Complaint alleges empty promises of wealth lead to millions in losses for participants
FROM THE FTC PRESS RELEASE:
A federal court granted the Federal Trade Commission’s (FTC) request to temporarily shut down an alleged pyramid scheme known as “Success By Health,” and to freeze the assets of the company and its executives.
In a complaint filed in federal court, the FTC alleges that Success By Health and its executives James “Jay” Dwight Noland, Jr., Lina Noland, Scott A. Harris, and Thomas G. Sacca, Jr., are operating a pyramid scheme that uses false promises of wealth and income to entice thousands of consumers to join. The FTC alleges that the defendants have taken more than $7 million from consumers, and pocketed over $1.3 million for themselves.
The FTC alleges that less than 2 percent of participating consumers received more money from the defendants than they paid to them, and that those lucky few averaged less than $250 per month—a far cry from the defendants’ promises of “financial freedom.” After accounting for the costs of the program, products, and events, enrollees lost millions of dollars, the FTC’s filings allege.
The FTC also alleges that Jay Noland is violating a 2002 court order stemming from a previous FTC case related to another failed pyramid scheme. Shortly before launching Success By Health in 2017, the FTC alleges, Noland told an audience, “People ask what do I do. I said, ‘I build pyramids, man.’”
The FTC alleges that Success By Health’s flagship product is an instant coffee called “MycoCafe” that includes a mushroom that the defendants claim has health benefits. However, the FTC alleges that selling the product to coffee drinkers took a back seat to recruiting more affiliates. Company training materials allegedly show that affiliates were pressured first and foremost to recruit more affiliates. The company’s “Four Steps to Success” pointedly do not include any advice on selling the company’s product, but instead prioritize spending lots of money on products and recruiting others to “duplicate” the same spending and recruiting.
The defendants told affiliates that “the masses” could earn more than $1 million each month in sales commissions, the FTC alleges. However, the marketing materials allegedly failed to disclose that to achieve that level of commissions, an affiliate would have to recruit more than 100,000 affiliates working underneath them, the vast majority of whom would be losing money at any given time.
The complaint alleges that when affiliates did try to sell the product to other consumers, they found themselves in competition with the company itself. Success By Health sells its products directly to the public for the same “wholesale” price paid by affiliates, severely limiting affiliates’ ability to follow the defendants’ instructions to apply a 50 percent “markup” before selling to the public.

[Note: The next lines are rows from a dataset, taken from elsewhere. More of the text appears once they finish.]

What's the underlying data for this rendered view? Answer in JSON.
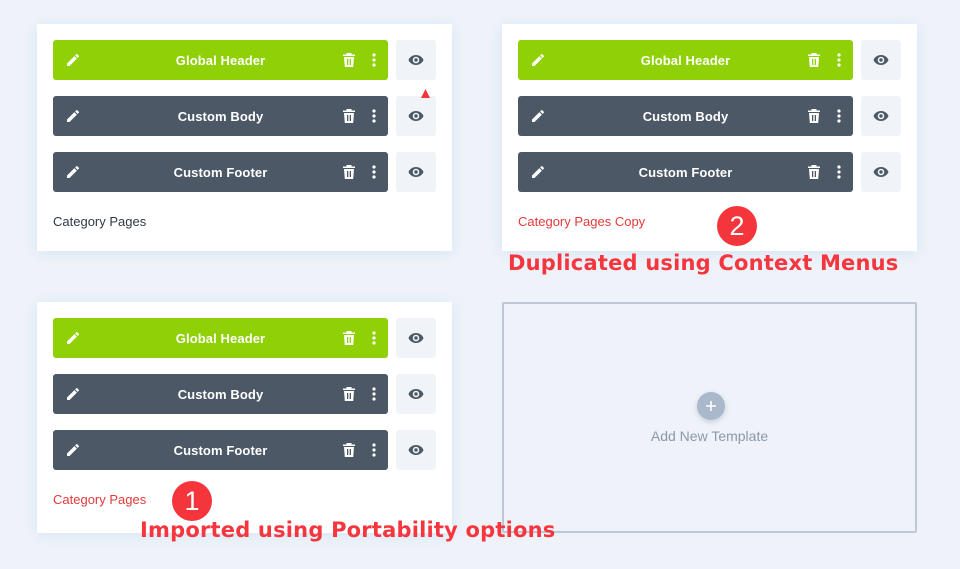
{
  "colors": {
    "page_bg": "#eff3f9",
    "header_green": "#8fd006",
    "layout_dark": "#4c5866",
    "annotation_red": "#f5363e",
    "template_name_red": "#e5393a"
  },
  "icons": {
    "edit": "pencil-icon",
    "delete": "trash-icon",
    "options": "vertical-dots-icon",
    "visibility": "eye-icon",
    "add": "plus-icon"
  },
  "templates": [
    {
      "layouts": [
        {
          "label": "Global Header",
          "style": "green"
        },
        {
          "label": "Custom Body",
          "style": "dark"
        },
        {
          "label": "Custom Footer",
          "style": "dark"
        }
      ],
      "name": "Category Pages"
    },
    {
      "layouts": [
        {
          "label": "Global Header",
          "style": "green"
        },
        {
          "label": "Custom Body",
          "style": "dark"
        },
        {
          "label": "Custom Footer",
          "style": "dark"
        }
      ],
      "name": "Category Pages Copy"
    },
    {
      "layouts": [
        {
          "label": "Global Header",
          "style": "green"
        },
        {
          "label": "Custom Body",
          "style": "dark"
        },
        {
          "label": "Custom Footer",
          "style": "dark"
        }
      ],
      "name": "Category Pages"
    }
  ],
  "add_template": {
    "label": "Add New Template"
  },
  "annotations": {
    "badge_1": "1",
    "badge_2": "2",
    "duplicated": "Duplicated using Context Menus",
    "imported": "Imported using Portability options"
  }
}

The Commission vote authorizing the staff to file the complaint and contempt order was 5-0. The complaint was filed in the U.S. District Court for the District of Arizona.